EXERCISE DETAILS
The answer must be a single number: how many lines in the entries hold the string "true".

(Dataset items)
>>>

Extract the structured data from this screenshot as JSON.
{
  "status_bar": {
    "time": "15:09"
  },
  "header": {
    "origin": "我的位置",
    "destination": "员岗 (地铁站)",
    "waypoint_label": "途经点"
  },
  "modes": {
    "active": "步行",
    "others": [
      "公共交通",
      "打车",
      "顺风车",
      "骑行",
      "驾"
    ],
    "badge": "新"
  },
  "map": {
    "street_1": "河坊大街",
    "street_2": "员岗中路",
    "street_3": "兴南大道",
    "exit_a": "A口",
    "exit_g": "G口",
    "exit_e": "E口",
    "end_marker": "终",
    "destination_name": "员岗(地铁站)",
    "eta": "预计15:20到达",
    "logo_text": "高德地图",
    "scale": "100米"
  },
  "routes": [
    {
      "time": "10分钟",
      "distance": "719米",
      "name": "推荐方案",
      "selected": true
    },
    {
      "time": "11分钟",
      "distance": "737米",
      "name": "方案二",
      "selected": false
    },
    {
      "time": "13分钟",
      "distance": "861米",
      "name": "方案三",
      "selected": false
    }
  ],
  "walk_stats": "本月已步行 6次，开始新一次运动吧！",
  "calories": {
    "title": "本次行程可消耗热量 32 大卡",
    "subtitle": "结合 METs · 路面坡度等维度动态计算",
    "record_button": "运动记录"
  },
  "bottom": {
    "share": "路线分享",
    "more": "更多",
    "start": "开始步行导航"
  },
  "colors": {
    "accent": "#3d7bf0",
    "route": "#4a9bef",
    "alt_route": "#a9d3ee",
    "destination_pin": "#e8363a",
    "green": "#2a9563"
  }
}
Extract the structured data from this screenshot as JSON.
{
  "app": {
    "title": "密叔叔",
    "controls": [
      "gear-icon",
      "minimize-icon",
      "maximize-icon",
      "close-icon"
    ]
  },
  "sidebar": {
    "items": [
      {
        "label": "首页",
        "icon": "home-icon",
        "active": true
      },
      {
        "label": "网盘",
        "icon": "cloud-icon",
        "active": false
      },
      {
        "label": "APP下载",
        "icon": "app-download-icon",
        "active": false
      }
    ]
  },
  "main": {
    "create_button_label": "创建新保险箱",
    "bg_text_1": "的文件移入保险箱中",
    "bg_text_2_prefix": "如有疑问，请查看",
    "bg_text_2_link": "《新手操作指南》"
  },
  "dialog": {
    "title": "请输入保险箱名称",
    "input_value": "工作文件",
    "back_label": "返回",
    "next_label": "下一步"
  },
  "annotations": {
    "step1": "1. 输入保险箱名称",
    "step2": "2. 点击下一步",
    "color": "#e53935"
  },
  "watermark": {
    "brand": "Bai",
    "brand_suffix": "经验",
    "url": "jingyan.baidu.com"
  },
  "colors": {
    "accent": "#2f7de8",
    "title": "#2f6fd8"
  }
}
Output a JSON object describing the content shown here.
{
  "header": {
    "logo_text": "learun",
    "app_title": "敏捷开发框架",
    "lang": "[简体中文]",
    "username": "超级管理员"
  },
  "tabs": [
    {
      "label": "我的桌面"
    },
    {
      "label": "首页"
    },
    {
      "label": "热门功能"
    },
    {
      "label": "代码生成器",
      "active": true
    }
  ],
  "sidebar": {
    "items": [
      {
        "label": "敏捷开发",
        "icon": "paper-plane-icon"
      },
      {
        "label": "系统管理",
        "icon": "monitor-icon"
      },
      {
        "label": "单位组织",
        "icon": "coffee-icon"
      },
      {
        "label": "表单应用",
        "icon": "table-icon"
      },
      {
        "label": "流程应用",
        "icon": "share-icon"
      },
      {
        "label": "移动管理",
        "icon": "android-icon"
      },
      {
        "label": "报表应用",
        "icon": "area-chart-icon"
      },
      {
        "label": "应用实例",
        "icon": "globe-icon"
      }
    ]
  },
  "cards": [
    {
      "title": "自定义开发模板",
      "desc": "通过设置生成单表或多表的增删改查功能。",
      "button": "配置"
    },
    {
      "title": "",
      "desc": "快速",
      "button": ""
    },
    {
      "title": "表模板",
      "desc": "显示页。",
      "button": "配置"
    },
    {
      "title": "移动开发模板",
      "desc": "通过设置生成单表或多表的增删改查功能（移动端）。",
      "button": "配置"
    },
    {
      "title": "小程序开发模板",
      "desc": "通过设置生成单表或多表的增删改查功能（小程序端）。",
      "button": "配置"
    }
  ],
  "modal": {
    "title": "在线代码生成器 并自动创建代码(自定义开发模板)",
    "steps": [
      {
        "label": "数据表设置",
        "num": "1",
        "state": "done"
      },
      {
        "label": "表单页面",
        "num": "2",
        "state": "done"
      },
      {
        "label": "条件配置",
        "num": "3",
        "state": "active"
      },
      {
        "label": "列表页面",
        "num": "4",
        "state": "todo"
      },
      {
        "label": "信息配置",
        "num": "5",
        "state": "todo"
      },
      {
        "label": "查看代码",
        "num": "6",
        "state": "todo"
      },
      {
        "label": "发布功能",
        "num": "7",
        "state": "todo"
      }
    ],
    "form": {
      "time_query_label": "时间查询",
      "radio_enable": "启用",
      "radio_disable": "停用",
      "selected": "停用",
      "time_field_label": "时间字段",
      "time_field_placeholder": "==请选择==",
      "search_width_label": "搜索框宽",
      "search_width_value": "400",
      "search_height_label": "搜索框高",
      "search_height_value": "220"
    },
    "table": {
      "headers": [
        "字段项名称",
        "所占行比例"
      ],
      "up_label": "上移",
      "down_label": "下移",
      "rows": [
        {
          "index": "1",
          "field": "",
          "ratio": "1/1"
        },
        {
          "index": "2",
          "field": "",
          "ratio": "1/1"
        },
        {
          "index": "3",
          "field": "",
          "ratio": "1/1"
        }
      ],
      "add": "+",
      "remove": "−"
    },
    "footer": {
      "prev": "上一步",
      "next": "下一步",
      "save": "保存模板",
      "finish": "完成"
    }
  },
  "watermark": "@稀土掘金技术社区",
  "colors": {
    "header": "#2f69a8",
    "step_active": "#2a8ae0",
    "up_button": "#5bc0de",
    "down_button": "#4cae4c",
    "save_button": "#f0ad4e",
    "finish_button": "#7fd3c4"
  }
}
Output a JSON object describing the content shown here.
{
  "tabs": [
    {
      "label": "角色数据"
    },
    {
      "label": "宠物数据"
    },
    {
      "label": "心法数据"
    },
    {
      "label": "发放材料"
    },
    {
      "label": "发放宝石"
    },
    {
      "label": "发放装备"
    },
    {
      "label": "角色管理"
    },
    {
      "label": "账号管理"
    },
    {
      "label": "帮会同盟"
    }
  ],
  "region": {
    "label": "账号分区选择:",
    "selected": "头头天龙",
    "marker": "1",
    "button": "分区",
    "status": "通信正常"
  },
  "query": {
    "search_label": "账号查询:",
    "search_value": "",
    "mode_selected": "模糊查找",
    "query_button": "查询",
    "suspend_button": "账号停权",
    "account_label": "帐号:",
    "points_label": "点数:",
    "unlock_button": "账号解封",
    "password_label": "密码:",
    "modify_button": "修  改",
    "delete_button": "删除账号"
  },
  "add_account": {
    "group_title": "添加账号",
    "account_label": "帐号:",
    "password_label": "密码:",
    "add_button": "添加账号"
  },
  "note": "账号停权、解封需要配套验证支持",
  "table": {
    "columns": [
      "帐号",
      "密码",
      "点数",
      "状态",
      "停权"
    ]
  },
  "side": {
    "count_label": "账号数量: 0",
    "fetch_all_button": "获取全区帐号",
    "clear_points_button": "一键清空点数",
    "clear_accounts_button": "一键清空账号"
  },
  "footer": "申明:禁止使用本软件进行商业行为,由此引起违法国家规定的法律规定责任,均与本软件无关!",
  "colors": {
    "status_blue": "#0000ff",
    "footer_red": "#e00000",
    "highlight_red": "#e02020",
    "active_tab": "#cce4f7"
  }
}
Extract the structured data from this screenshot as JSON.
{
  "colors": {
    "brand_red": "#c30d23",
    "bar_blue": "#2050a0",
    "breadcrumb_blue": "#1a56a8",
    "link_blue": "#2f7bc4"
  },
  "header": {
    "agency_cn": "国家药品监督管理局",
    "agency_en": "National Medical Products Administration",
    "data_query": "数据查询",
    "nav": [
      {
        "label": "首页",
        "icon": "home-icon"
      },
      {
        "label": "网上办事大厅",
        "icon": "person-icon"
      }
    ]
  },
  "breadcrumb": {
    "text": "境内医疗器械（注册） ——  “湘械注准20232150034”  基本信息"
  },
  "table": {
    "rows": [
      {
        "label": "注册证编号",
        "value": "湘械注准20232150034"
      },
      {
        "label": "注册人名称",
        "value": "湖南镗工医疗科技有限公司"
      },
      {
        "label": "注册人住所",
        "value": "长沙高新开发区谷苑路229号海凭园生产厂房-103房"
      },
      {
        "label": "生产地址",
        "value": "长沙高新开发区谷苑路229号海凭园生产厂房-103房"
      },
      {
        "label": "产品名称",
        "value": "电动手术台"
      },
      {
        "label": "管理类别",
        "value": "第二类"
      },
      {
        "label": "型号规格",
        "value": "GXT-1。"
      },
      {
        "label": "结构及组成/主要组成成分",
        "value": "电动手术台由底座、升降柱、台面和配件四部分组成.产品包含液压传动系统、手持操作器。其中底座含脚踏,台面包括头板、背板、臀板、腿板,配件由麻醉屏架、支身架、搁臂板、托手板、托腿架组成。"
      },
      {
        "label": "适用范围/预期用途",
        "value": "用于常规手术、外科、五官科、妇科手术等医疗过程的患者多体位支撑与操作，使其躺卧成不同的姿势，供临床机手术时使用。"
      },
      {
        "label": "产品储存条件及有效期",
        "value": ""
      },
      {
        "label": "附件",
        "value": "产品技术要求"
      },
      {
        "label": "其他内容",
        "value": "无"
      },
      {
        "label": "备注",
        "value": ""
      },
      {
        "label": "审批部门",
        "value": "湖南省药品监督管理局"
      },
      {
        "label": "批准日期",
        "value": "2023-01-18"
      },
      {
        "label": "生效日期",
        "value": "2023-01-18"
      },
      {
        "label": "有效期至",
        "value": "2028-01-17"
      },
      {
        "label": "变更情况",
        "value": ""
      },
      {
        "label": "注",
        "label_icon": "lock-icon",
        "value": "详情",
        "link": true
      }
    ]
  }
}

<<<

RESPONSE BOX
4